[Aim of the task] Give the records back in full, exactly as they read.

[Records for this exercise]
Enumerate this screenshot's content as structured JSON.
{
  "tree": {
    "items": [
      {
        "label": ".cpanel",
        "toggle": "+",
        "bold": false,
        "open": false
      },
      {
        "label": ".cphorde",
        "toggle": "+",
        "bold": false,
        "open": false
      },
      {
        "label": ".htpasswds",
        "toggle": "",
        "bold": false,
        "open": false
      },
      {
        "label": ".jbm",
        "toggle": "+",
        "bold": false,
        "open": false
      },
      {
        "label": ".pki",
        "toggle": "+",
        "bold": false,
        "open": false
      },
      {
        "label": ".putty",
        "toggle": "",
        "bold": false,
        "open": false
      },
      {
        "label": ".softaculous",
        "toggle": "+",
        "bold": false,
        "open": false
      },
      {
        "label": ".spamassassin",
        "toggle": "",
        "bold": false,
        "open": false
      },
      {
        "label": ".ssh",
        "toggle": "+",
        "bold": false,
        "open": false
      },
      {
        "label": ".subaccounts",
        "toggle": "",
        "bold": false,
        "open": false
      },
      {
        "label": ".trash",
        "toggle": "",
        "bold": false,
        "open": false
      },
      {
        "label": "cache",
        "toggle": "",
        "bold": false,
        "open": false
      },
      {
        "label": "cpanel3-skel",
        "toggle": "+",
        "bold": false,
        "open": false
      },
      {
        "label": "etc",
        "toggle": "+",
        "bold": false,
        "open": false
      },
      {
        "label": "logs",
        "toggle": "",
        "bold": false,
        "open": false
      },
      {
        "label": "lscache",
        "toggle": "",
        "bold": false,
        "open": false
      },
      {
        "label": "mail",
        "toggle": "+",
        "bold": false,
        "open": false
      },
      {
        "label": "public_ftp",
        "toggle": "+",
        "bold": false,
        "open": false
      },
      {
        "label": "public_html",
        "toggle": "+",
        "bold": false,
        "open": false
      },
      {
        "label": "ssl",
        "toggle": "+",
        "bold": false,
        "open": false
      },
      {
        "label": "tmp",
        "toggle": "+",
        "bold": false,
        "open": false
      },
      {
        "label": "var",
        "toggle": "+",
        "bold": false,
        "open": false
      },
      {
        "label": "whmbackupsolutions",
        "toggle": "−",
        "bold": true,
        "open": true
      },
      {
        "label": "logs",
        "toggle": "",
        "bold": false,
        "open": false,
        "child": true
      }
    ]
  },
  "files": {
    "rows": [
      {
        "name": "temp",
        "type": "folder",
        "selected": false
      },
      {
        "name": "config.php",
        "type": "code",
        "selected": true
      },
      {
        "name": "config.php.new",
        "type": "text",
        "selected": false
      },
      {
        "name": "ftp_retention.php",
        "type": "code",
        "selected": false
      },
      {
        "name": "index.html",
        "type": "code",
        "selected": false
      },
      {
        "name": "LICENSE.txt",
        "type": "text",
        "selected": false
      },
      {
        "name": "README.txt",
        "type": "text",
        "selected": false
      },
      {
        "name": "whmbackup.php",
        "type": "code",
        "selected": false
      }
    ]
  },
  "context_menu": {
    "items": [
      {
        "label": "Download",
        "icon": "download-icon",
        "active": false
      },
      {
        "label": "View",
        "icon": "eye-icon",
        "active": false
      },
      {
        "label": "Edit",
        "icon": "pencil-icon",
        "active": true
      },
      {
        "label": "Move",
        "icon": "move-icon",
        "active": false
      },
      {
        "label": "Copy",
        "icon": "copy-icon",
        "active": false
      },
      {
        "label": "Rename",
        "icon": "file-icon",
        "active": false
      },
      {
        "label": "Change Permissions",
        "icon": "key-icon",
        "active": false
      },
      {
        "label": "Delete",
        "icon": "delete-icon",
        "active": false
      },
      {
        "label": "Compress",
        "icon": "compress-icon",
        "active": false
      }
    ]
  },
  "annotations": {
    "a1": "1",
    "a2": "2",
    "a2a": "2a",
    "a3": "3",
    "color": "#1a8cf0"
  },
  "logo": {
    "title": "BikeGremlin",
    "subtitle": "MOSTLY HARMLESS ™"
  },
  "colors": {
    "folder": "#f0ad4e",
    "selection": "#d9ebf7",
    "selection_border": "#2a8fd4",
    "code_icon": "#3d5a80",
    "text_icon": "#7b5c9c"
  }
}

[Exercise answer]
Enumerate this screenshot's content as structured JSON.
{
  "tree": {
    "items": [
      {
        "label": ".cpanel",
        "toggle": "+",
        "bold": false,
        "open": false
      },
      {
        "label": ".cphorde",
        "toggle": "+",
        "bold": false,
        "open": false
      },
      {
        "label": ".htpasswds",
        "toggle": "",
        "bold": false,
        "open": false
      },
      {
        "label": ".jbm",
        "toggle": "+",
        "bold": false,
        "open": false
      },
      {
        "label": ".pki",
        "toggle": "+",
        "bold": false,
        "open": false
      },
      {
        "label": ".putty",
        "toggle": "",
        "bold": false,
        "open": false
      },
      {
        "label": ".softaculous",
        "toggle": "+",
        "bold": false,
        "open": false
      },
      {
        "label": ".spamassassin",
        "toggle": "",
        "bold": false,
        "open": false
      },
      {
        "label": ".ssh",
        "toggle": "+",
        "bold": false,
        "open": false
      },
      {
        "label": ".subaccounts",
        "toggle": "",
        "bold": false,
        "open": false
      },
      {
        "label": ".trash",
        "toggle": "",
        "bold": false,
        "open": false
      },
      {
        "label": "cache",
        "toggle": "",
        "bold": false,
        "open": false
      },
      {
        "label": "cpanel3-skel",
        "toggle": "+",
        "bold": false,
        "open": false
      },
      {
        "label": "etc",
        "toggle": "+",
        "bold": false,
        "open": false
      },
      {
        "label": "logs",
        "toggle": "",
        "bold": false,
        "open": false
      },
      {
        "label": "lscache",
        "toggle": "",
        "bold": false,
        "open": false
      },
      {
        "label": "mail",
        "toggle": "+",
        "bold": false,
        "open": false
      },
      {
        "label": "public_ftp",
        "toggle": "+",
        "bold": false,
        "open": false
      },
      {
        "label": "public_html",
        "toggle": "+",
        "bold": false,
        "open": false
      },
      {
        "label": "ssl",
        "toggle": "+",
        "bold": false,
        "open": false
      },
      {
        "label": "tmp",
        "toggle": "+",
        "bold": false,
        "open": false
      },
      {
        "label": "var",
        "toggle": "+",
        "bold": false,
        "open": false
      },
      {
        "label": "whmbackupsolutions",
        "toggle": "−",
        "bold": true,
        "open": true
      },
      {
        "label": "logs",
        "toggle": "",
        "bold": false,
        "open": false,
        "child": true
      }
    ]
  },
  "files": {
    "rows": [
      {
        "name": "temp",
        "type": "folder",
        "selected": false
      },
      {
        "name": "config.php",
        "type": "code",
        "selected": true
      },
      {
        "name": "config.php.new",
        "type": "text",
        "selected": false
      },
      {
        "name": "ftp_retention.php",
        "type": "code",
        "selected": false
      },
      {
        "name": "index.html",
        "type": "code",
        "selected": false
      },
      {
        "name": "LICENSE.txt",
        "type": "text",
        "selected": false
      },
      {
        "name": "README.txt",
        "type": "text",
        "selected": false
      },
      {
        "name": "whmbackup.php",
        "type": "code",
        "selected": false
      }
    ]
  },
  "context_menu": {
    "items": [
      {
        "label": "Download",
        "icon": "download-icon",
        "active": false
      },
      {
        "label": "View",
        "icon": "eye-icon",
        "active": false
      },
      {
        "label": "Edit",
        "icon": "pencil-icon",
        "active": true
      },
      {
        "label": "Move",
        "icon": "move-icon",
        "active": false
      },
      {
        "label": "Copy",
        "icon": "copy-icon",
        "active": false
      },
      {
        "label": "Rename",
        "icon": "file-icon",
        "active": false
      },
      {
        "label": "Change Permissions",
        "icon": "key-icon",
        "active": false
      },
      {
        "label": "Delete",
        "icon": "delete-icon",
        "active": false
      },
      {
        "label": "Compress",
        "icon": "compress-icon",
        "active": false
      }
    ]
  },
  "annotations": {
    "a1": "1",
    "a2": "2",
    "a2a": "2a",
    "a3": "3",
    "color": "#1a8cf0"
  },
  "logo": {
    "title": "BikeGremlin",
    "subtitle": "MOSTLY HARMLESS ™"
  },
  "colors": {
    "folder": "#f0ad4e",
    "selection": "#d9ebf7",
    "selection_border": "#2a8fd4",
    "code_icon": "#3d5a80",
    "text_icon": "#7b5c9c"
  }
}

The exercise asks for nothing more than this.